Saturday, June 7, 2014


                               SOUTH! THE STORY OF SHACKLETON’S 
                                         LAST EXPEDITION 1914–1917

"Due west we can see the Possession Islands, lying under the stupendous bluff of Cape Downshire, which shows large patches of black rock. The land slopes down to the north-west of Cape Downshire, and rises again into the high peninsula about Cape Adore. We felt excited this morning in anticipation of seeing the sun, which rose about nine-thirty (local time). It was a glorious, joyful sight. We drank to something, and with very light hearts gave cheers for the sun.

“August 9.—Donolly got to work on the rudder again. It is a long job cutting through the iron sheathing-plates of the rudder, and not too safe at present, as the ice is treacherous. Hooke says that the conditions are normal now. I wish for his sake that he could get through.
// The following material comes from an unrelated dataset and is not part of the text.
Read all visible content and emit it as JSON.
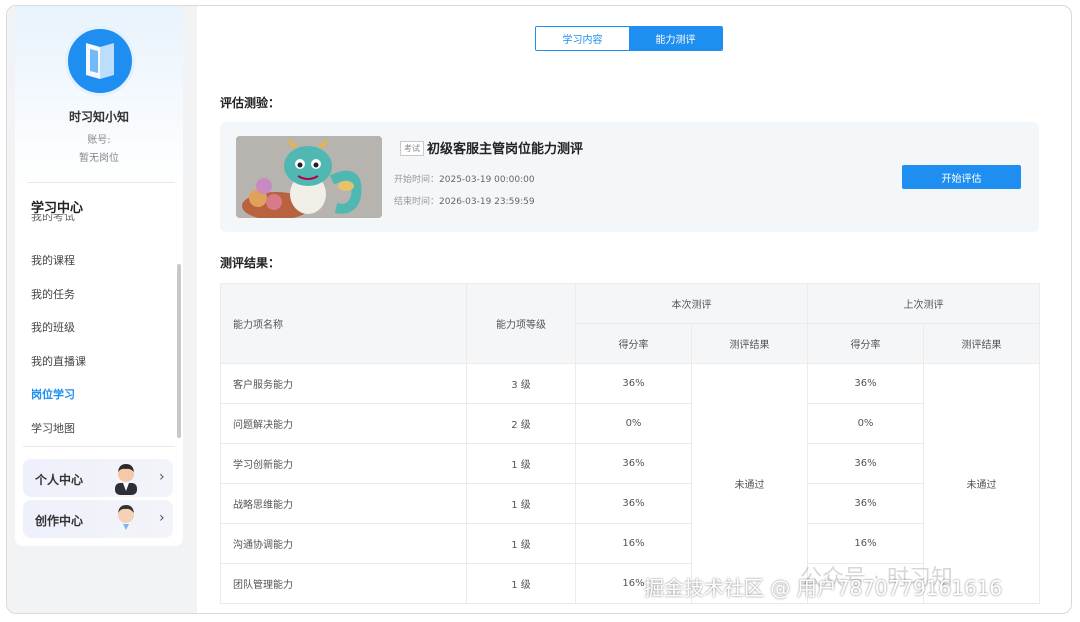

He is a good sportsman and keeps on trying, although, I am convinced, he has little hope with this inadequate aerial."